Below are the records; count how many of their lines carry "handle" and give only the number.

• • • • • • •

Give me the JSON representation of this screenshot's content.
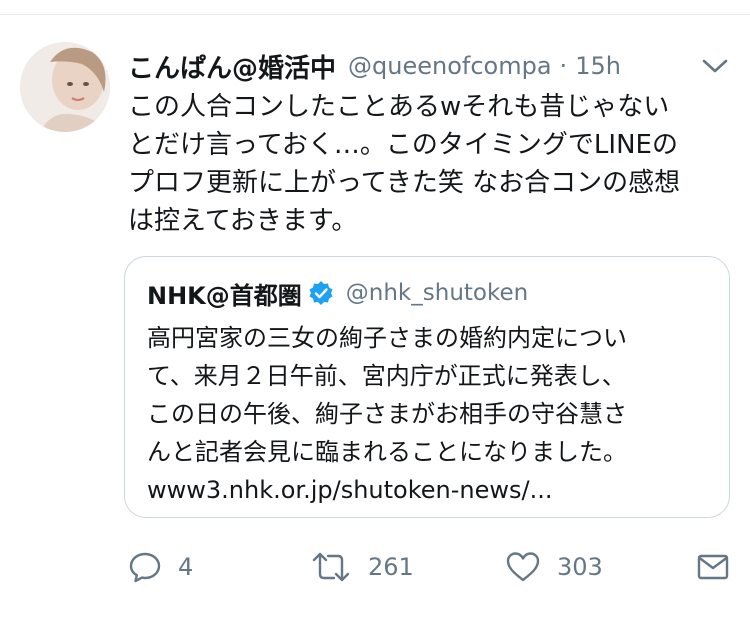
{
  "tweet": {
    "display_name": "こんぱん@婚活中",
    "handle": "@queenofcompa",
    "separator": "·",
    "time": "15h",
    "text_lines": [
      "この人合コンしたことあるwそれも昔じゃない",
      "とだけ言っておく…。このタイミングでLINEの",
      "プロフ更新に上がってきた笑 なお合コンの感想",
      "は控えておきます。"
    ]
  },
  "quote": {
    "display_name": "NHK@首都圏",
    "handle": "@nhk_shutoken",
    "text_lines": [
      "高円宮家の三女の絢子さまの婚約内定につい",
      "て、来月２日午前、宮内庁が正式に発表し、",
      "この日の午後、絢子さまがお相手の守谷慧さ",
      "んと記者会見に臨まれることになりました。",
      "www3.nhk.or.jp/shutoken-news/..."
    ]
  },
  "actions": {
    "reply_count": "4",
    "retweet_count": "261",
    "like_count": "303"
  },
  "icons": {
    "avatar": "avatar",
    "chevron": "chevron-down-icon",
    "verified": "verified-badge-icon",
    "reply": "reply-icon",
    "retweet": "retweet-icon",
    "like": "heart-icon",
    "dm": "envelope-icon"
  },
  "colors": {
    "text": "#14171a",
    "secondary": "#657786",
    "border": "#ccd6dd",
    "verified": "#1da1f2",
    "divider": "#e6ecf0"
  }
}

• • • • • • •

## [Result below]
2